Items from an interface collection
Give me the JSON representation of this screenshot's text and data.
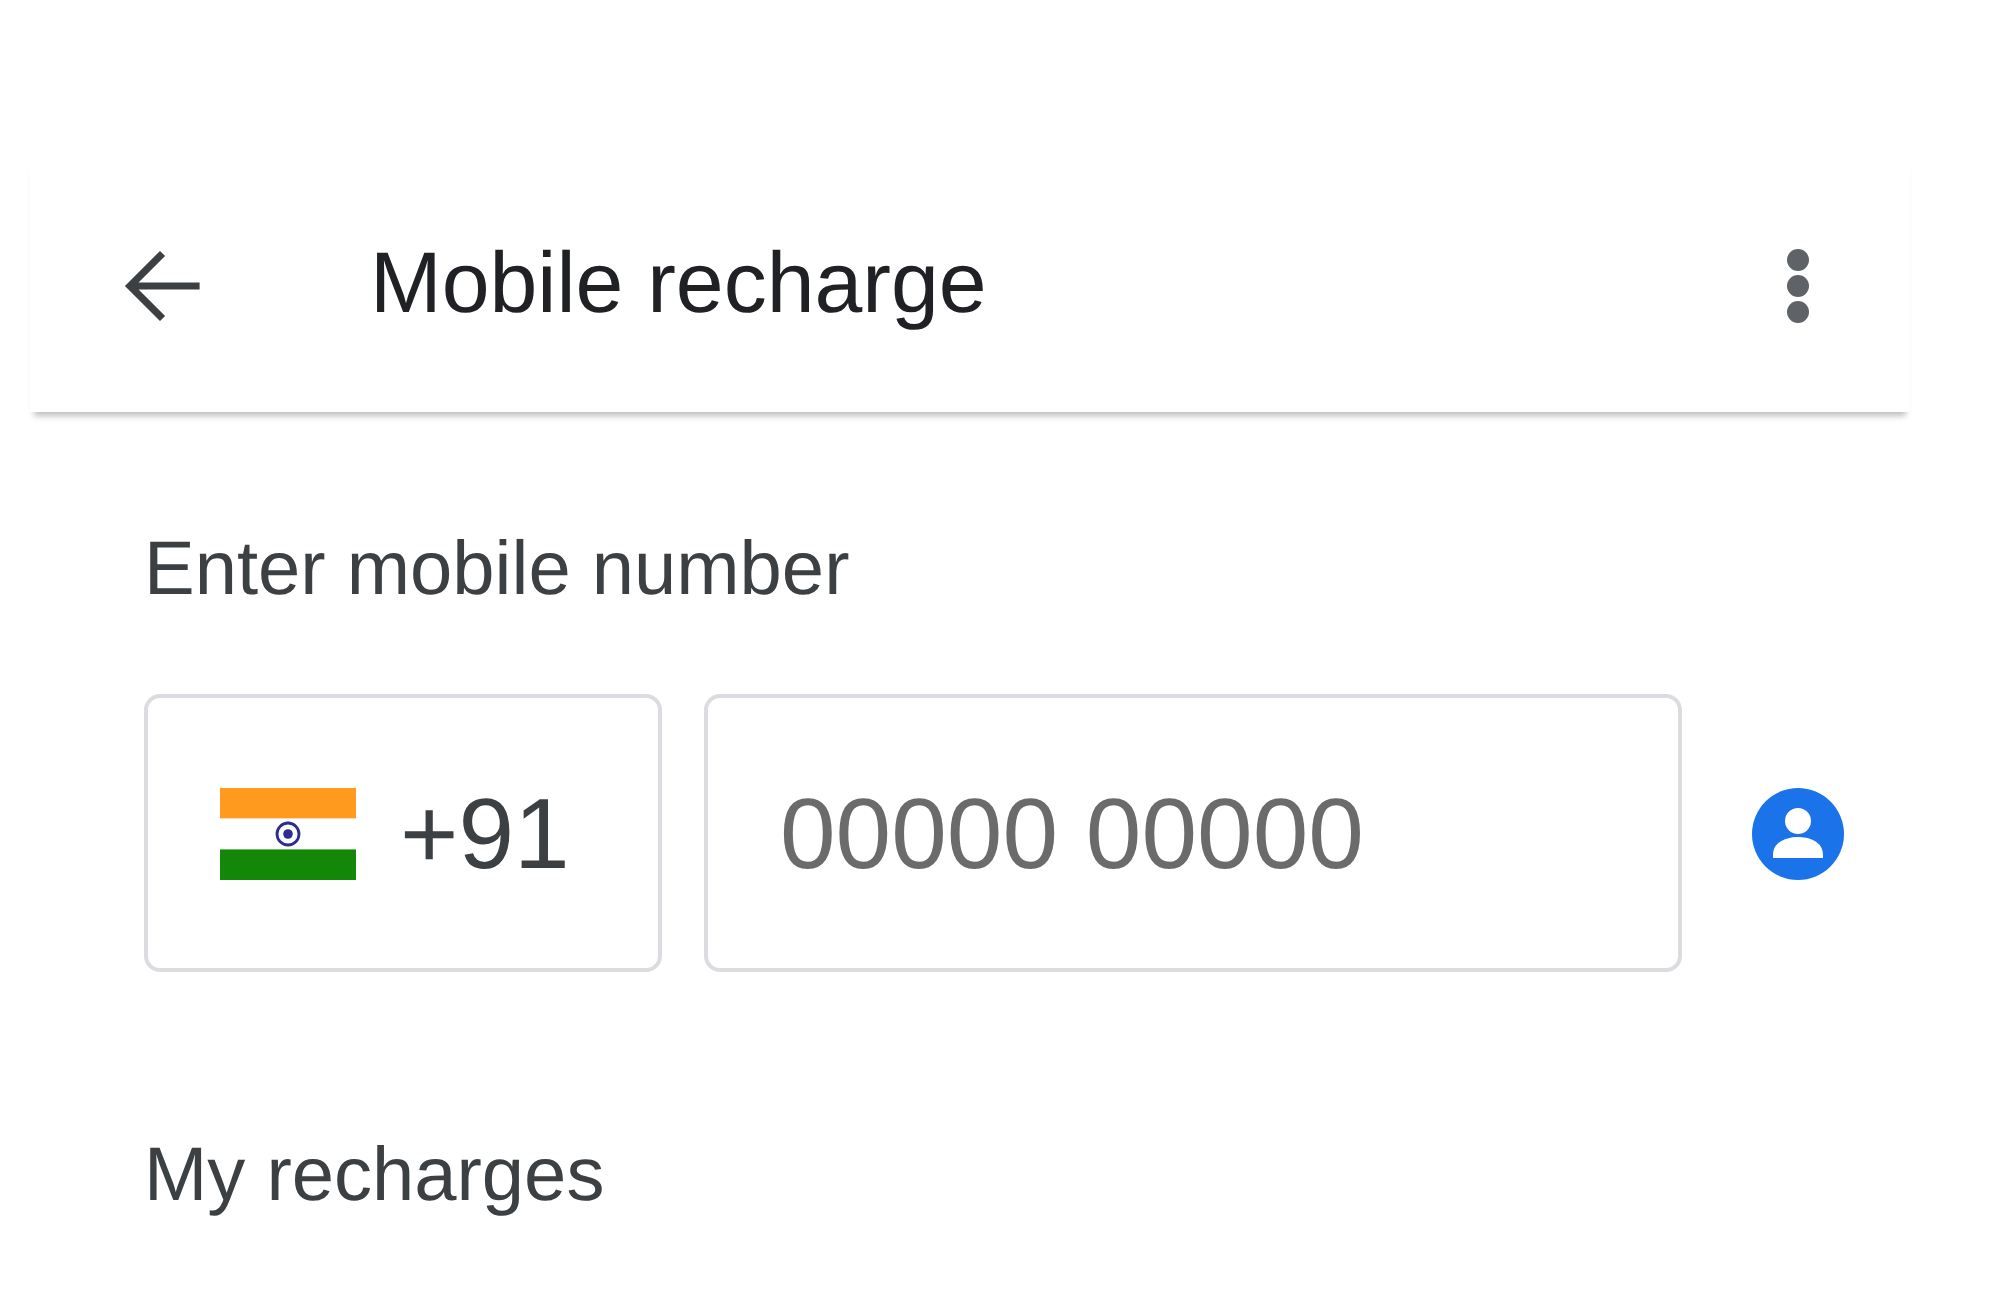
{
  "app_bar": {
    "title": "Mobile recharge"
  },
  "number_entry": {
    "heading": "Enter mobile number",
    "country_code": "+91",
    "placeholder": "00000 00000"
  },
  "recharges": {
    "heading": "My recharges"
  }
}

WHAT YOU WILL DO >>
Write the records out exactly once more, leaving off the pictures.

ANSWER SECTION >>
Give me the JSON representation of this screenshot's text and data.
{
  "app_bar": {
    "title": "Mobile recharge"
  },
  "number_entry": {
    "heading": "Enter mobile number",
    "country_code": "+91",
    "placeholder": "00000 00000"
  },
  "recharges": {
    "heading": "My recharges"
  }
}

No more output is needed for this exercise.